▶ _Data records_
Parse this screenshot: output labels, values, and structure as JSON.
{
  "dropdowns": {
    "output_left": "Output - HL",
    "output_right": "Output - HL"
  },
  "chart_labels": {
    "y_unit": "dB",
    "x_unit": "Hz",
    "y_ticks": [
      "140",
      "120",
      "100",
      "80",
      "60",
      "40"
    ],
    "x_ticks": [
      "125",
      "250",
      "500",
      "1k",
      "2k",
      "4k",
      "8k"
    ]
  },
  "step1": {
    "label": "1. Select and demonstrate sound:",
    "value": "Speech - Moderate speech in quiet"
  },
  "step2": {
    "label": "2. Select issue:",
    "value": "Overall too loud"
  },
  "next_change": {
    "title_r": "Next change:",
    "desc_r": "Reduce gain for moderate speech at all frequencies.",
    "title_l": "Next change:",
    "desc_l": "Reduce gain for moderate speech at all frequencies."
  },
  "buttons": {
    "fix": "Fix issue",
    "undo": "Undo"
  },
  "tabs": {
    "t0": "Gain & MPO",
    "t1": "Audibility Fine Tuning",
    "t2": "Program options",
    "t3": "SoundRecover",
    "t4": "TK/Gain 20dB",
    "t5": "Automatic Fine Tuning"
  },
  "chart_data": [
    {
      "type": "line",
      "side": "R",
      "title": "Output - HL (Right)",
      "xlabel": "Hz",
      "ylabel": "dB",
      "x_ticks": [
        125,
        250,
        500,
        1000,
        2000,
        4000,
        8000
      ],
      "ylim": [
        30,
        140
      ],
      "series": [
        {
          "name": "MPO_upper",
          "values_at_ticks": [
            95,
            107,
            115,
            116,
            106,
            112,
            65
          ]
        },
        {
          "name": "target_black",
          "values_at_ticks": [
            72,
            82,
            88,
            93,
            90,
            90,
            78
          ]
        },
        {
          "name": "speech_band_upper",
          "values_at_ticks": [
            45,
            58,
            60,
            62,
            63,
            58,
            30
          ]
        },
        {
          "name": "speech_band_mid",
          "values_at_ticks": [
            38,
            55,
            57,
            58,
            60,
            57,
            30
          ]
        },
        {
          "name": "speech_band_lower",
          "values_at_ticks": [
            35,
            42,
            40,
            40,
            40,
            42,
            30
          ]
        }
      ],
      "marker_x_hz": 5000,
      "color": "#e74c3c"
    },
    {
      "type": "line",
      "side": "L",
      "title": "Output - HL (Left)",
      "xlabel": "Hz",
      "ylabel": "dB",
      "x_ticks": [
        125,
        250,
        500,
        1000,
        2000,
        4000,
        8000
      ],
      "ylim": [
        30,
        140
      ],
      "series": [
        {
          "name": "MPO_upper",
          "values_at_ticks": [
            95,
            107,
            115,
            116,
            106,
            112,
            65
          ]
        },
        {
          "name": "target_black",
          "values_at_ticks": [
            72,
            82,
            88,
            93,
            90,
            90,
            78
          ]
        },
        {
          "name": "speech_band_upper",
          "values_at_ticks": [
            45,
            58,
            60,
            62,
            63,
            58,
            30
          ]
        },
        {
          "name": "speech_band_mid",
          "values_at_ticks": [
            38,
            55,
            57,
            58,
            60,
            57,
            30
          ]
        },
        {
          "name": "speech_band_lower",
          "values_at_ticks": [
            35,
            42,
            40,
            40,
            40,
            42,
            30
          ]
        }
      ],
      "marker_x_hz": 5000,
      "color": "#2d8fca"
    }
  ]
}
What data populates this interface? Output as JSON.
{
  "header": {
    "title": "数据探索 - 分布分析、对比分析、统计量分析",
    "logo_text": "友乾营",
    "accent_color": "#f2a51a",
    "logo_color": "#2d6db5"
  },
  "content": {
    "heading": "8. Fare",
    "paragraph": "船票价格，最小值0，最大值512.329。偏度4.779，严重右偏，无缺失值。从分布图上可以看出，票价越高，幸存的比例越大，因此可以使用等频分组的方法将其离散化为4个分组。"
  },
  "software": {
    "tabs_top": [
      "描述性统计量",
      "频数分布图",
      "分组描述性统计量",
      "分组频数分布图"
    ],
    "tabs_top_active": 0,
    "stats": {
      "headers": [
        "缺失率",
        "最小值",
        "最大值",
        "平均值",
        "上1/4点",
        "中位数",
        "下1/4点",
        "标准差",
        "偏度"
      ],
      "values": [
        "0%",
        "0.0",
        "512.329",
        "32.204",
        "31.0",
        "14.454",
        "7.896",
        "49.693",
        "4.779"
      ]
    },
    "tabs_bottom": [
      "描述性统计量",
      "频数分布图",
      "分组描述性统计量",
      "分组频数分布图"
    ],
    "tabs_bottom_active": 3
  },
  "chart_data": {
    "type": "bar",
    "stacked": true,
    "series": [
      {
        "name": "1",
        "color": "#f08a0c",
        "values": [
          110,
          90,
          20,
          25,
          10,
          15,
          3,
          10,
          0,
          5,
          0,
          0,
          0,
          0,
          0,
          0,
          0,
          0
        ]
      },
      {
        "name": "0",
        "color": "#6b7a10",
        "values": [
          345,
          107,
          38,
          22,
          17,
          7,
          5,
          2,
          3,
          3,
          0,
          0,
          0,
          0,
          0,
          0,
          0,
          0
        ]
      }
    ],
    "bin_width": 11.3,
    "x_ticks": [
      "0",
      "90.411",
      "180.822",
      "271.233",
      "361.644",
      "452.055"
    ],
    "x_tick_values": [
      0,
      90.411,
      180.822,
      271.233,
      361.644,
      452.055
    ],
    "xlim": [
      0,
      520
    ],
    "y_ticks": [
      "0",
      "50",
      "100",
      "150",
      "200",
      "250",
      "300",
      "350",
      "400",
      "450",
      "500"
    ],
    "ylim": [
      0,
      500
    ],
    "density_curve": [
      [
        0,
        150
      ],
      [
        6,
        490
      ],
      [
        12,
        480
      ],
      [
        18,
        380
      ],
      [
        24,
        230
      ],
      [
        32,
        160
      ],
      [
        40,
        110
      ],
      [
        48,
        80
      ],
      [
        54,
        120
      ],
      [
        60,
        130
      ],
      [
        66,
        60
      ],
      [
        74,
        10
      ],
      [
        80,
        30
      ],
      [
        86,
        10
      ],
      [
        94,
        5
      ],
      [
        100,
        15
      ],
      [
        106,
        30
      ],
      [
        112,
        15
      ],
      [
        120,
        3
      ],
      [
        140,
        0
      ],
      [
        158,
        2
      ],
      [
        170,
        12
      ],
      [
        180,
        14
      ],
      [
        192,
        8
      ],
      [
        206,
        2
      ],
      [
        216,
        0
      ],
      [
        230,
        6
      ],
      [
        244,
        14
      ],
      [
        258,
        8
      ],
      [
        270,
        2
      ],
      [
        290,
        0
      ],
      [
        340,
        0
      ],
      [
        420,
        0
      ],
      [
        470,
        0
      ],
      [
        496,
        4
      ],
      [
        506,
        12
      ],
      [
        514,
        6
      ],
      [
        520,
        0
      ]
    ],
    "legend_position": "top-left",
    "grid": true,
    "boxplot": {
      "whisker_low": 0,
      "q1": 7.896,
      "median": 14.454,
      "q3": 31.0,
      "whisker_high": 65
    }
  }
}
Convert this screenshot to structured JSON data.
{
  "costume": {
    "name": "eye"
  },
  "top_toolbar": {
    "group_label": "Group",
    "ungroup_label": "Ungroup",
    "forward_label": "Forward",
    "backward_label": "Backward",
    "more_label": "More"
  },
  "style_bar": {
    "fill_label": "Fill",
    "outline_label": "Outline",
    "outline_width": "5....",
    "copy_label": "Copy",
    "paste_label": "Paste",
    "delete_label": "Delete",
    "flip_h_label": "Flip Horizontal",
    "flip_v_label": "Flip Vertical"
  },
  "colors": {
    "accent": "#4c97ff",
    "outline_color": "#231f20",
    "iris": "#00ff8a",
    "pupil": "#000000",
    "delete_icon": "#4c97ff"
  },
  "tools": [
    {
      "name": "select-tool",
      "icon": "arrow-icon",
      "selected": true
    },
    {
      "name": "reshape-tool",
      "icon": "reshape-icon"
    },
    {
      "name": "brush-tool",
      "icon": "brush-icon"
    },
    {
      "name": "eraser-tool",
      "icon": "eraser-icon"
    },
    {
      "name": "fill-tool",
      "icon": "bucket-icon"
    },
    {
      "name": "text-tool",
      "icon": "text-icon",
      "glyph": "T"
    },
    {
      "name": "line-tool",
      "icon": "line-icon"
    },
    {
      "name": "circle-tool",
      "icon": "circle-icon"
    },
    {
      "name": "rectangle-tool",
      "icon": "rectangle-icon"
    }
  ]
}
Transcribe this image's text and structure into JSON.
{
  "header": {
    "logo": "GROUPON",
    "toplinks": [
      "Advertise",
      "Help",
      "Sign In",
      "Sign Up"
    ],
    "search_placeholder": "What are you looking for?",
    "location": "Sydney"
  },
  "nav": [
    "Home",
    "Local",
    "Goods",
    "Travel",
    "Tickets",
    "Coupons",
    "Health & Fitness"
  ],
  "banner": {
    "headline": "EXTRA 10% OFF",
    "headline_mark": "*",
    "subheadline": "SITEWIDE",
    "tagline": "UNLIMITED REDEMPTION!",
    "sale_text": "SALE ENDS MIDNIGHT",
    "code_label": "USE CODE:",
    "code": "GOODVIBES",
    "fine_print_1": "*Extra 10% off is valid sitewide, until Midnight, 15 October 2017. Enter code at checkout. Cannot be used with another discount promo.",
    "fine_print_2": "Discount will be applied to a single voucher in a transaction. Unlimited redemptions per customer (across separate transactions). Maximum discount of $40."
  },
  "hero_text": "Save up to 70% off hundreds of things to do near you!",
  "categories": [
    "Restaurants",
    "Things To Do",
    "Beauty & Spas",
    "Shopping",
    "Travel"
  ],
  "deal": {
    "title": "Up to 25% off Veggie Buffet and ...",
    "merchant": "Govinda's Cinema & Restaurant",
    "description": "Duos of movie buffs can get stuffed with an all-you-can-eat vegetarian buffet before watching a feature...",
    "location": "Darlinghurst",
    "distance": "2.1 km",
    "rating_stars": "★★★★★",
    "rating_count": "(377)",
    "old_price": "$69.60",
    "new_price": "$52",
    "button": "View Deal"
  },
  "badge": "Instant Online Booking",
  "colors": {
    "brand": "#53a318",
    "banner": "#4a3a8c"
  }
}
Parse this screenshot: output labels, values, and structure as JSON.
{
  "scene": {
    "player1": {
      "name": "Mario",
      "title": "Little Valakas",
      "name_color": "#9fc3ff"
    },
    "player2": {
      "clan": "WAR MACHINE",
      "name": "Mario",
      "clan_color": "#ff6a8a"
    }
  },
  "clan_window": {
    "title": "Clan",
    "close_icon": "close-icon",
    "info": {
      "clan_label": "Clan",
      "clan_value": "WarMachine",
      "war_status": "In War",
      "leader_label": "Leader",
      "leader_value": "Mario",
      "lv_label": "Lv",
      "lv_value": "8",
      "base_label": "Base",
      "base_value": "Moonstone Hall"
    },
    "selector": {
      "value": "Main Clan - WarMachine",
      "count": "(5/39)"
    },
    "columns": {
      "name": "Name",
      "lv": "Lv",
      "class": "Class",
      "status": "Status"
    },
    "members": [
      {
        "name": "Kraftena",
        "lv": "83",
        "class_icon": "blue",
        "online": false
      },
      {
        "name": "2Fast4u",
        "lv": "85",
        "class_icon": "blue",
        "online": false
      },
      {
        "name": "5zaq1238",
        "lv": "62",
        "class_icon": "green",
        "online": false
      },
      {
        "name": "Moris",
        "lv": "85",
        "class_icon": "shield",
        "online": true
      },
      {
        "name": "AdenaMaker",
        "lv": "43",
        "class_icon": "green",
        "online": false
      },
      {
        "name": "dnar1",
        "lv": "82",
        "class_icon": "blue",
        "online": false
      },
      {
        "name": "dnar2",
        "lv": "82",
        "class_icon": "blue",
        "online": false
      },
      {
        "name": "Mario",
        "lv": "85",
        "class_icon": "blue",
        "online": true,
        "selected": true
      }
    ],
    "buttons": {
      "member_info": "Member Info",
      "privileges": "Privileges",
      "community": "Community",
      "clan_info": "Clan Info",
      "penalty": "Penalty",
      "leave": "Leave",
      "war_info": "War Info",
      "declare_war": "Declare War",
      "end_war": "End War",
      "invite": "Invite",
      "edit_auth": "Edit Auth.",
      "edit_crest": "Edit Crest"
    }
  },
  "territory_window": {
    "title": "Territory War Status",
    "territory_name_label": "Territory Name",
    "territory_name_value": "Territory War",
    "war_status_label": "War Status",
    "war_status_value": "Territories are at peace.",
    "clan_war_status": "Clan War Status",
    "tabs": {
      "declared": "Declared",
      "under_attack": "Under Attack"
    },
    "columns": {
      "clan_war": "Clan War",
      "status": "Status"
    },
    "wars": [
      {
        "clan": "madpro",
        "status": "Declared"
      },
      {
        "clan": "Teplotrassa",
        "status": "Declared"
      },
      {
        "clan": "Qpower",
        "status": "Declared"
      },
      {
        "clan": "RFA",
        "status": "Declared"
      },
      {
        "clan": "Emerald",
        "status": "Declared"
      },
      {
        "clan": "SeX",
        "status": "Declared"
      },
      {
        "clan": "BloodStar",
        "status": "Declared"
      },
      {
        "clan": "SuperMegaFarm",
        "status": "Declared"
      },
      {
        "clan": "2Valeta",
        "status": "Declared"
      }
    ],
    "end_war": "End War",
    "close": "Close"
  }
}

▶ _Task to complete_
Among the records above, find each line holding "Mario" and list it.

▶ _Solution to the exercise_
      "name": "Mario",
      "name": "Mario",
      "leader_value": "Mario",
        "name": "Mario",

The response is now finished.